CHRISTIANSBURG, Va. – A measles outbreak in Washington state has health professionals from coast to coast, including in southwest Virginia, sharing the importance of vaccinations.
"It's extremely important, not just for that family, but for the people that surround them," said Jason Deese, district epidemiologist for the New River Health District.
The Centers for Disease Control and Prevention reports there were 349 confirmed cases of measles in 2018 in 26 states, including Virginia. The CDC says that was the second-highest number of reported cases since measles was eliminated in the United States in 2000. The CDC says one of the reasons for the increase in cases is the spread of the disease in communities with pockets of unvaccinated people.
"For decades, vaccines were given and compliance was very high, and there are a lot of people, especially in the U.S., who have no experience with these vaccine-preventable illnesses," Deese said.
Deese said there are large pockets of unvaccinated people in the New River Valley, which means a disease outbreak could happen in southwest Virginia.
"Measles is only potentially an airline flight away from hitting this community, so I urge people to go get their vaccines," Deese said.
Virginia does allow vaccine exemptions for religious and medical reasons.
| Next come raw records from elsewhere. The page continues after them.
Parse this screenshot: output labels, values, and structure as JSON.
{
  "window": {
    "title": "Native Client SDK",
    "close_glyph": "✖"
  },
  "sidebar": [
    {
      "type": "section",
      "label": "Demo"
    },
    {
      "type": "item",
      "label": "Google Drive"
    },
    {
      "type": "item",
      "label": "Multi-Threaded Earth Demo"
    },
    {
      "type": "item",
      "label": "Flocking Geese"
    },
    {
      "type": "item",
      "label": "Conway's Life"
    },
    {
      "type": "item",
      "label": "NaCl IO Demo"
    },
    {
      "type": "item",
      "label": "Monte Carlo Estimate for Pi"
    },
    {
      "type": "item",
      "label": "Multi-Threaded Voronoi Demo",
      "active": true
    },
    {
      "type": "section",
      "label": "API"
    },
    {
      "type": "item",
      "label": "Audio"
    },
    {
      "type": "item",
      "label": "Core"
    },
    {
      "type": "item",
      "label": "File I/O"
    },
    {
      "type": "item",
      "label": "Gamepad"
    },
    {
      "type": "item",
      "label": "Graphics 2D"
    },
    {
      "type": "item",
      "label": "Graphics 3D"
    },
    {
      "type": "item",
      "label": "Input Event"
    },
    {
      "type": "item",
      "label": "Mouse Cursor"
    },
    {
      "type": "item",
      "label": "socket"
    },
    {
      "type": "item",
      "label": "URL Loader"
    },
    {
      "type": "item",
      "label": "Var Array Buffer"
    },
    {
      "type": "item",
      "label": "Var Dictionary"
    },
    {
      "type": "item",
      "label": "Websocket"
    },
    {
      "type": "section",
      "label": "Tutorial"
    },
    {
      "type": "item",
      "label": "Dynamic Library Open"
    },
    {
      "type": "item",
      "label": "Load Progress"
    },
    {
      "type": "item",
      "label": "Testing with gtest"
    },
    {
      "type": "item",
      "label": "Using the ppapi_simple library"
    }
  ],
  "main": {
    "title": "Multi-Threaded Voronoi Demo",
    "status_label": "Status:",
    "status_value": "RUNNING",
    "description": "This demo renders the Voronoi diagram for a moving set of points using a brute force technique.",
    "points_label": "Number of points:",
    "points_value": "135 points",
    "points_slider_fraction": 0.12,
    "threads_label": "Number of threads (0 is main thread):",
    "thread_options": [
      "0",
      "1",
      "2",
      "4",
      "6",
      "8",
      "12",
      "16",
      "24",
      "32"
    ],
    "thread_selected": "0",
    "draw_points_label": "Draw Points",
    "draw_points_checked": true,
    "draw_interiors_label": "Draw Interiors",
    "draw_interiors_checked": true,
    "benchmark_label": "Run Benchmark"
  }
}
Deese said both the web and social media have made it harder for families to decipher between fact and fiction when it comes to vaccines.
"There is a lot of misinformation out there," Deese said. "It's an uphill battle for us, as public health professionals, to try to get the right information out there."
The CDC also says the rise in measles cases is tied to an increase in the number of travelers who get measles abroad and bring it into the U.S.
Right now Washington state has at least 35 confirmed cases of measles.